  • House Bill 1171 – Motorcycle Safety Board: This measure would add two certified motorcycle riders to represent motorcycle safety instructors, one from the east side of the Cascade mountain range and one from the west, to Washington’s Motorcycle Safety Board. This bill passed the House Transportation Committee on Jan. 26.
  • House Bill 1635 – Fentanyl police dogs: This measure provides for the training and certification of canine teams to detect fentanyl. It also limits the liability of canine handlers from using trained police dogs. This bill passed the Community Safety, Justice and Reentry Committee on Monday. Feb. 13.
  • House Bill 1779 – Reducing toxic air pollution: Also known as “Mary’s Law,” this bill was brought to me by a constituent who was harmed by breathing carbon monoxide through the vents of a vehicle. The measure seeks to convene a state interagency carbon monoxide work group to investigate how to prevent carbon monoxide poisoning. The measure passed the House Environment and Energy Committee on Thursday, Feb. 16.

Watch my Legislative Video Update!

Click here or on the photo below to watch my video update discussing the bills that survived the Legislature’s first two cutoffs.

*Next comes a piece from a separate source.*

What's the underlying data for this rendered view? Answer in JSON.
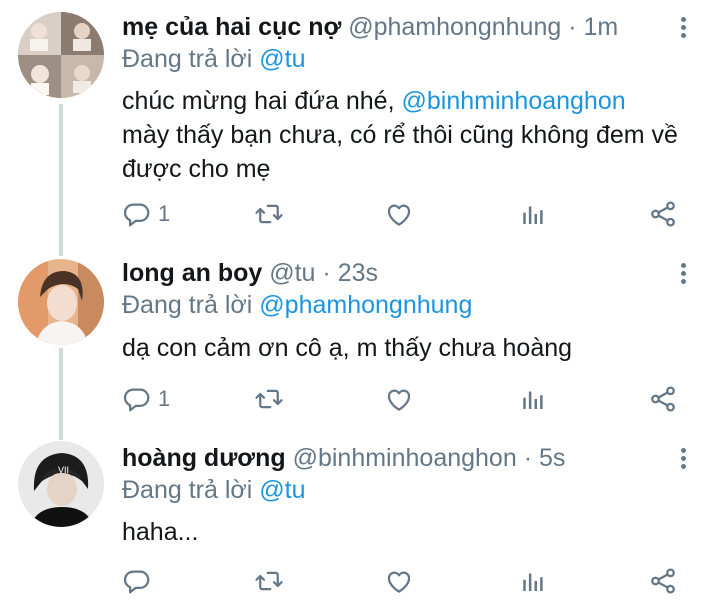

Listen to my radio interviews

On Tuesday, I had the opportunity to present a legislative update on two radio stations in the 14th District. I invite you to listen in.

More work remains on public safety

As the ranking Republican on the House Community Safety, Justice and Reentry Committee, public safety is among my top priorities of the 2023 session.

Good and bad news – Restoring police vehicular pursuits

The good news is that the bill that would once again allow law enforcement officers to engage in vehicular pursuits of suspected criminals, House Bill 1363, as amended, made it out of policy and fiscal committees and remains alive. The disappointing news is that it is still far from the original bill that sought to restore the “reasonable suspicion” standard in place before the law was changed in 2021.

Under the amended bill, an officer may not engage in a vehicular pursuit unless they have a reasonable suspicion of one of six particular crimes – either a violent offense, a sex offense, a vehicular assault, an escape, assault in the first, second, third or fourth degree that involves domestic violence, or driving under the influence.

This still restricts law enforcement officers from doing their jobs to protect the public. It also doesn’t allow police to pursue a suspected stolen vehicle unless they have solid probable cause to believe it was stolen. That’s disappointing, given the increase in vehicle thefts since 2021. Still, we hope to amend the bill back to its original form that 40 lawmakers, including 20 Democrats, sponsored.

Questions? Comments? Contact my office!

It is my highest honor to serve and represent you and your neighbors across the 14th Legislative District. As we roll into the second half of the 2023 session, please remember to stay informed and involved. Your voice counts as we vote on bills and the budgets. Please call, write or email my office any time you have questions, comments or suggestions about legislation.

Honored to serve you,

Gina Mosbrucker

State Representative Gina Mosbrucker, 14th Legislative District
431 John L. O'Brien Building | P.O. Box 40600 | Olympia, WA 98504-0600
(360) 786-7856 | Toll-free: (800) 562-6000